━━━━━ EXERCISE MATERIAL ━━━━━

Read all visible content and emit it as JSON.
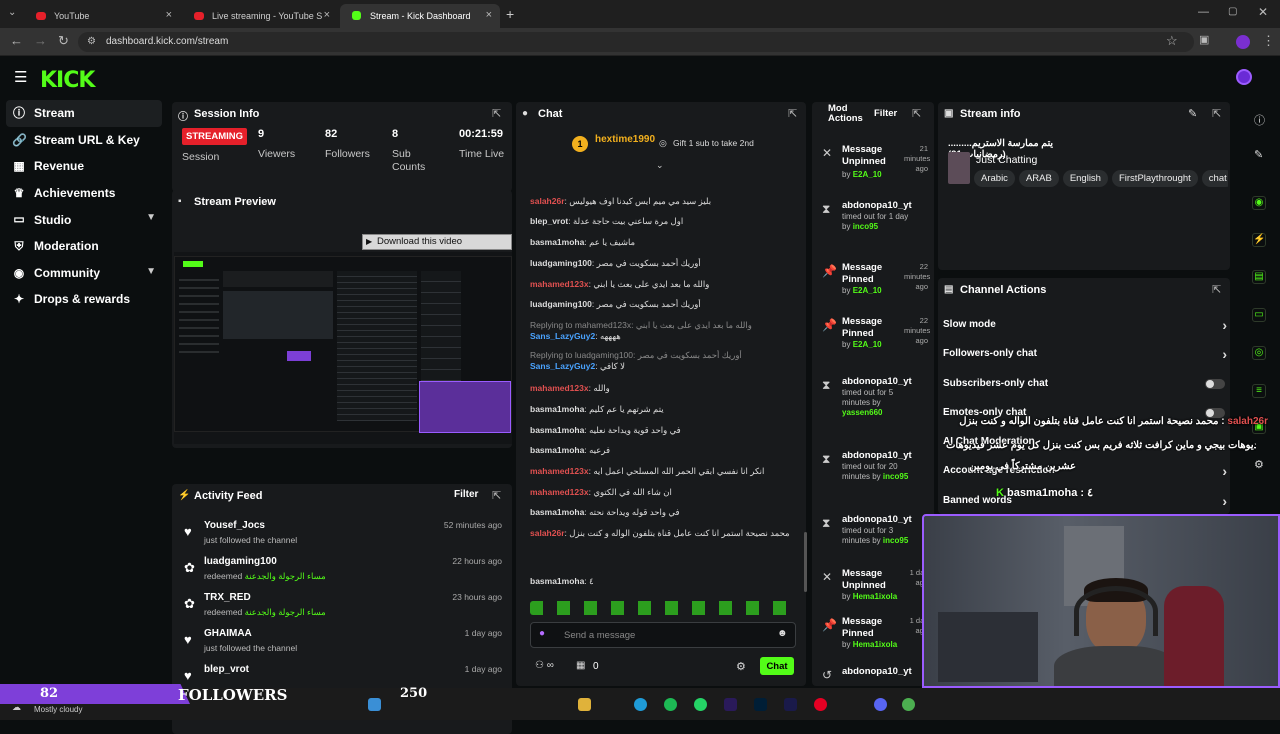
{
  "browser": {
    "tabs": [
      {
        "label": "YouTube"
      },
      {
        "label": "Live streaming - YouTube Studio"
      },
      {
        "label": "Stream - Kick Dashboard"
      }
    ],
    "url": "dashboard.kick.com/stream"
  },
  "app": {
    "logo": "KICK"
  },
  "sidebar": {
    "items": [
      {
        "label": "Stream",
        "icon": "info-icon"
      },
      {
        "label": "Stream URL & Key",
        "icon": "link-icon"
      },
      {
        "label": "Revenue",
        "icon": "revenue-icon"
      },
      {
        "label": "Achievements",
        "icon": "trophy-icon"
      },
      {
        "label": "Studio",
        "icon": "studio-icon"
      },
      {
        "label": "Moderation",
        "icon": "shield-icon"
      },
      {
        "label": "Community",
        "icon": "users-icon"
      },
      {
        "label": "Drops & rewards",
        "icon": "gift-icon"
      }
    ]
  },
  "session": {
    "title": "Session Info",
    "status": "STREAMING",
    "status_label": "Session",
    "viewers": "9",
    "viewers_label": "Viewers",
    "followers": "82",
    "followers_label": "Followers",
    "subs": "8",
    "subs_label": "Sub Counts",
    "time": "00:21:59",
    "time_label": "Time Live"
  },
  "preview": {
    "title": "Stream Preview",
    "download": "Download this video"
  },
  "activity": {
    "title": "Activity Feed",
    "filter": "Filter",
    "items": [
      {
        "name": "Yousef_Jocs",
        "action": "just followed the channel",
        "reward": "",
        "time": "52 minutes ago"
      },
      {
        "name": "luadgaming100",
        "action": "redeemed",
        "reward": "مساء الرجولة والجدعنة",
        "time": "22 hours ago"
      },
      {
        "name": "TRX_RED",
        "action": "redeemed",
        "reward": "مساء الرجولة والجدعنة",
        "time": "23 hours ago"
      },
      {
        "name": "GHAIMAA",
        "action": "just followed the channel",
        "reward": "",
        "time": "1 day ago"
      },
      {
        "name": "blep_vrot",
        "action": "",
        "reward": "",
        "time": "1 day ago"
      }
    ]
  },
  "chat": {
    "title": "Chat",
    "pinned_user": "hextime1990",
    "pinned_badge": "1",
    "gift_text": "Gift 1 sub to take 2nd",
    "messages": [
      {
        "user": "salah26r",
        "text": "بليز سيد مي ميم ايس كيدنا اوف هيوليس",
        "color": "#e05050"
      },
      {
        "user": "blep_vrot",
        "text": "اول مرة ساعني بيت حاجة عدلة",
        "color": "#ffffff"
      },
      {
        "user": "basma1moha",
        "text": "ماشيف يا عم",
        "color": "#ffffff"
      },
      {
        "user": "luadgaming100",
        "text": "أوريك أحمد بسكويت في مصر",
        "color": "#ffffff"
      },
      {
        "user": "mahamed123x",
        "text": "والله ما بعد ايدي على بعث يا ابني",
        "color": "#e05050"
      },
      {
        "user": "luadgaming100",
        "text": "أوريك أحمد بسكويت في مصر",
        "color": "#ffffff"
      },
      {
        "user": "Sans_LazyGuy2",
        "text": "ههههه",
        "color": "#4aa3ff",
        "reply": "Replying to mahamed123x: والله ما بعد ايدي على بعث يا ابني"
      },
      {
        "user": "Sans_LazyGuy2",
        "text": "لا كافي",
        "color": "#4aa3ff",
        "reply": "Replying to luadgaming100: أوريك أحمد بسكويت في مصر"
      },
      {
        "user": "mahamed123x",
        "text": "والله",
        "color": "#e05050"
      },
      {
        "user": "basma1moha",
        "text": "يتم شرتهم يا عم كليم",
        "color": "#ffffff"
      },
      {
        "user": "basma1moha",
        "text": "في واحد قوية ويداحة نعليه",
        "color": "#ffffff"
      },
      {
        "user": "basma1moha",
        "text": "فرعيه",
        "color": "#ffffff"
      },
      {
        "user": "mahamed123x",
        "text": "انكر انا نفسي ابقي الحمر الله المسلحي اعمل ايه",
        "color": "#e05050"
      },
      {
        "user": "mahamed123x",
        "text": "ان شاء الله في الكتوي",
        "color": "#e05050"
      },
      {
        "user": "basma1moha",
        "text": "في واحد قوله ويداحة نحته",
        "color": "#ffffff"
      },
      {
        "user": "salah26r",
        "text": "محمد نصيحة استمر انا كنت عامل قناة بتلفون الواله و كنت بنزل",
        "color": "#e05050"
      },
      {
        "user": "basma1moha",
        "text": "٤",
        "color": "#ffffff"
      }
    ],
    "input_placeholder": "Send a message",
    "count": "0",
    "send_label": "Chat"
  },
  "mod": {
    "title": "Mod Actions",
    "filter": "Filter",
    "items": [
      {
        "title": "Message Unpinned",
        "sub": "by",
        "user": "E2A_10",
        "time": "21 minutes ago",
        "icon": "unpin-icon"
      },
      {
        "title": "abdonopa10_yt",
        "sub": "timed out for 1 day by",
        "user": "inco95",
        "time": "",
        "icon": "hourglass-icon"
      },
      {
        "title": "Message Pinned",
        "sub": "by",
        "user": "E2A_10",
        "time": "22 minutes ago",
        "icon": "pin-icon"
      },
      {
        "title": "Message Pinned",
        "sub": "by",
        "user": "E2A_10",
        "time": "22 minutes ago",
        "icon": "pin-icon"
      },
      {
        "title": "abdonopa10_yt",
        "sub": "timed out for 5 minutes by",
        "user": "yassen660",
        "time": "",
        "icon": "hourglass-icon"
      },
      {
        "title": "abdonopa10_yt",
        "sub": "timed out for 20 minutes by",
        "user": "inco95",
        "time": "",
        "icon": "hourglass-icon"
      },
      {
        "title": "abdonopa10_yt",
        "sub": "timed out for 3 minutes by",
        "user": "inco95",
        "time": "",
        "icon": "hourglass-icon"
      },
      {
        "title": "Message Unpinned",
        "sub": "by",
        "user": "Hema1ixola",
        "time": "1 day ago",
        "icon": "unpin-icon"
      },
      {
        "title": "Message Pinned",
        "sub": "by",
        "user": "Hema1ixola",
        "time": "1 day ago",
        "icon": "pin-icon"
      },
      {
        "title": "abdonopa10_yt",
        "sub": "",
        "user": "",
        "time": "",
        "icon": "undo-icon"
      }
    ]
  },
  "stream_info": {
    "title": "Stream info",
    "stream_title": "يتم ممارسة الاستريم.........(رمضانيات 21)",
    "category": "Just Chatting",
    "tags": [
      "Arabic",
      "ARAB",
      "English",
      "FirstPlaythrought",
      "chat"
    ]
  },
  "channel_actions": {
    "title": "Channel Actions",
    "items": [
      {
        "label": "Slow mode",
        "type": "arrow"
      },
      {
        "label": "Followers-only chat",
        "type": "arrow"
      },
      {
        "label": "Subscribers-only chat",
        "type": "toggle"
      },
      {
        "label": "Emotes-only chat",
        "type": "toggle"
      },
      {
        "label": "AI Chat Moderation",
        "type": "none"
      },
      {
        "label": "Account age restriction",
        "type": "arrow"
      },
      {
        "label": "Banned words",
        "type": "arrow"
      }
    ]
  },
  "overlay": {
    "line1": "محمد نصيحة استمر انا كنت عامل قناة بتلفون الواله و كنت بنزل",
    "line1_user": "salah26r",
    "line2": "فيديوهات بيجي و ماين كرافت ثلاثه فريم بس كنت بنزل كل يوم عشر فيديوهات",
    "line3": "عشرين مشتركاً في يومين",
    "line4_user": "basma1moha",
    "line4": "٤"
  },
  "bottom_bar": {
    "followers": "82",
    "followers_label": "FOLLOWERS",
    "goal": "250",
    "weather": "Mostly cloudy"
  },
  "colors": {
    "accent": "#53fc18",
    "streaming": "#e5202a",
    "panel": "#181a1c",
    "bg": "#0b0e0f"
  }
}
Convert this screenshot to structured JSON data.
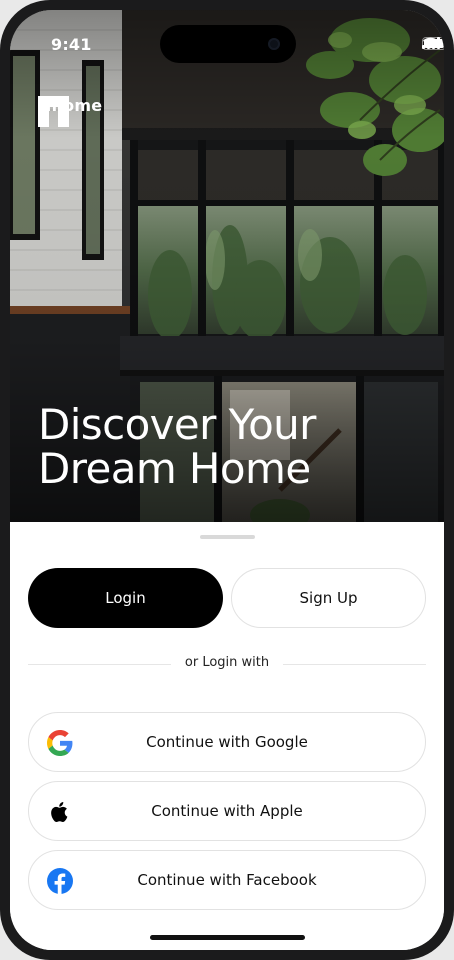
{
  "status_bar": {
    "time": "9:41"
  },
  "brand": {
    "name": "Nhome"
  },
  "hero": {
    "title_line1": "Discover Your",
    "title_line2": "Dream Home"
  },
  "auth_tabs": {
    "login_label": "Login",
    "signup_label": "Sign Up"
  },
  "divider": {
    "text": "or Login with"
  },
  "social": {
    "google_label": "Continue with Google",
    "apple_label": "Continue with Apple",
    "facebook_label": "Continue with Facebook"
  },
  "colors": {
    "primary": "#000000",
    "surface": "#ffffff",
    "border": "#e2e2e2",
    "facebook": "#1877F2",
    "google_blue": "#4285F4",
    "google_red": "#EA4335",
    "google_yellow": "#FBBC05",
    "google_green": "#34A853"
  },
  "icons": {
    "signal": "cellular-signal-icon",
    "wifi": "wifi-icon",
    "battery": "battery-icon",
    "brand": "nhome-logo",
    "google": "google-icon",
    "apple": "apple-icon",
    "facebook": "facebook-icon"
  }
}
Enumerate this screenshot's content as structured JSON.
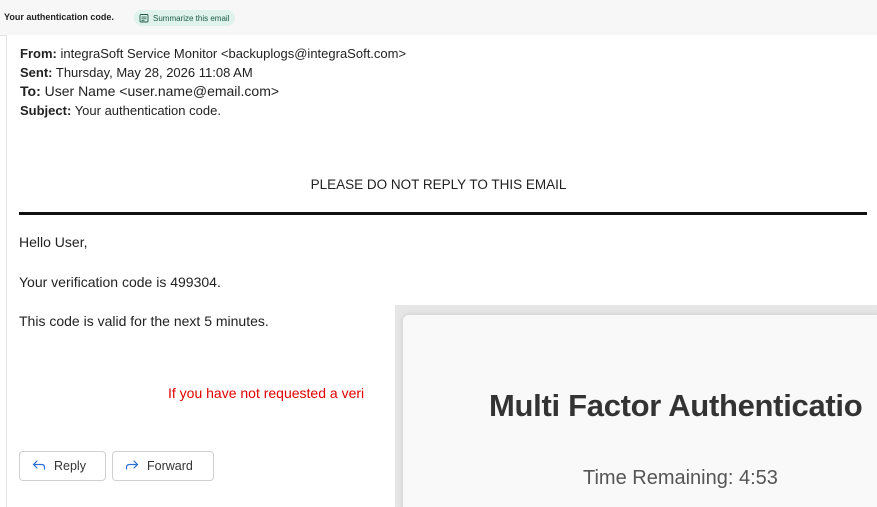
{
  "topbar": {
    "subject": "Your authentication code.",
    "summarize_label": "Summarize this email",
    "summarize_icon": "summarize-icon"
  },
  "email": {
    "from_label": "From:",
    "from_value": "integraSoft Service Monitor <backuplogs@integraSoft.com>",
    "sent_label": "Sent:",
    "sent_value": "Thursday, May 28, 2026 11:08 AM",
    "to_label": "To:",
    "to_value": "User Name <user.name@email.com>",
    "subject_label": "Subject:",
    "subject_value": "Your authentication code.",
    "banner": "PLEASE DO NOT REPLY TO THIS EMAIL",
    "greeting": "Hello User,",
    "code_line": "Your verification code is 499304.",
    "validity_line": "This code is valid for the next 5 minutes.",
    "warning_line": "If you have not requested a veri"
  },
  "actions": {
    "reply_label": "Reply",
    "forward_label": "Forward",
    "reply_icon": "reply-icon",
    "forward_icon": "forward-icon"
  },
  "mfa_window": {
    "title": "Multi Factor Authenticatio",
    "timer": "Time Remaining: 4:53"
  },
  "colors": {
    "warning": "#e00000",
    "accent": "#2a6fd6",
    "pill_bg": "#dff3ec"
  }
}
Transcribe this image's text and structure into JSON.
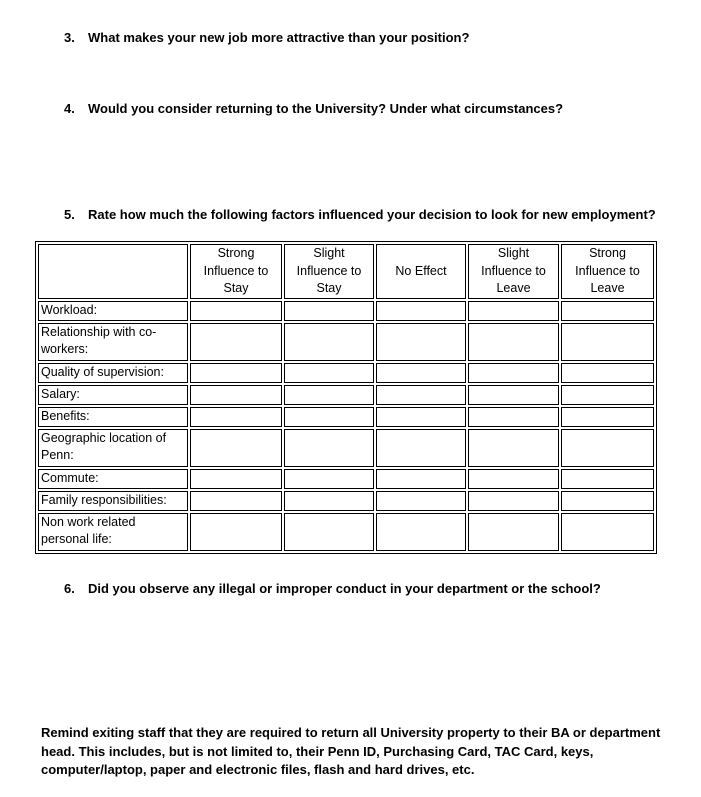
{
  "questions": [
    {
      "number": "3.",
      "text": "What makes your new job more attractive than your position?"
    },
    {
      "number": "4.",
      "text": "Would you consider returning to the University? Under what circumstances?"
    },
    {
      "number": "5.",
      "text": "Rate how much the following factors influenced your decision to look for new employment?"
    },
    {
      "number": "6.",
      "text": "Did you observe any illegal or improper conduct in your department or the school?"
    }
  ],
  "rating_table": {
    "columns": [
      {
        "line1": "Strong",
        "line2": "Influence to",
        "line3": "Stay"
      },
      {
        "line1": "Slight",
        "line2": "Influence to",
        "line3": "Stay"
      },
      {
        "line1": "",
        "line2": "No Effect",
        "line3": ""
      },
      {
        "line1": "Slight",
        "line2": "Influence to",
        "line3": "Leave"
      },
      {
        "line1": "Strong",
        "line2": "Influence to",
        "line3": "Leave"
      }
    ],
    "rows": [
      {
        "label": "Workload:"
      },
      {
        "label": "Relationship with co-workers:"
      },
      {
        "label": "Quality of supervision:"
      },
      {
        "label": "Salary:"
      },
      {
        "label": "Benefits:"
      },
      {
        "label": "Geographic location of Penn:"
      },
      {
        "label": "Commute:"
      },
      {
        "label": "Family responsibilities:"
      },
      {
        "label": "Non work related personal life:"
      }
    ]
  },
  "reminder": "Remind exiting staff that they are required to return all University property to their BA or department head. This includes, but is not limited to, their Penn ID, Purchasing Card, TAC Card, keys, computer/laptop, paper and electronic files, flash and hard drives, etc."
}
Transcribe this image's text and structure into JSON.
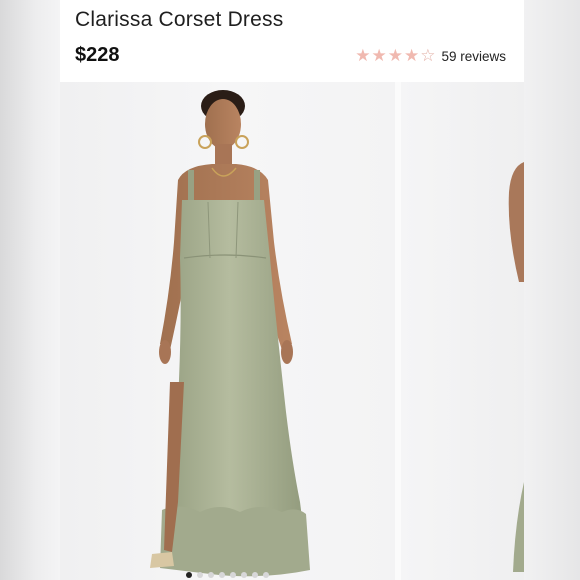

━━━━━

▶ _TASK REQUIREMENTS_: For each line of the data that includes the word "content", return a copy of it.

▶ _RESULT BELOW_:
Read all visible content and emit it as JSON.
Enumerate this screenshot's content as structured JSON.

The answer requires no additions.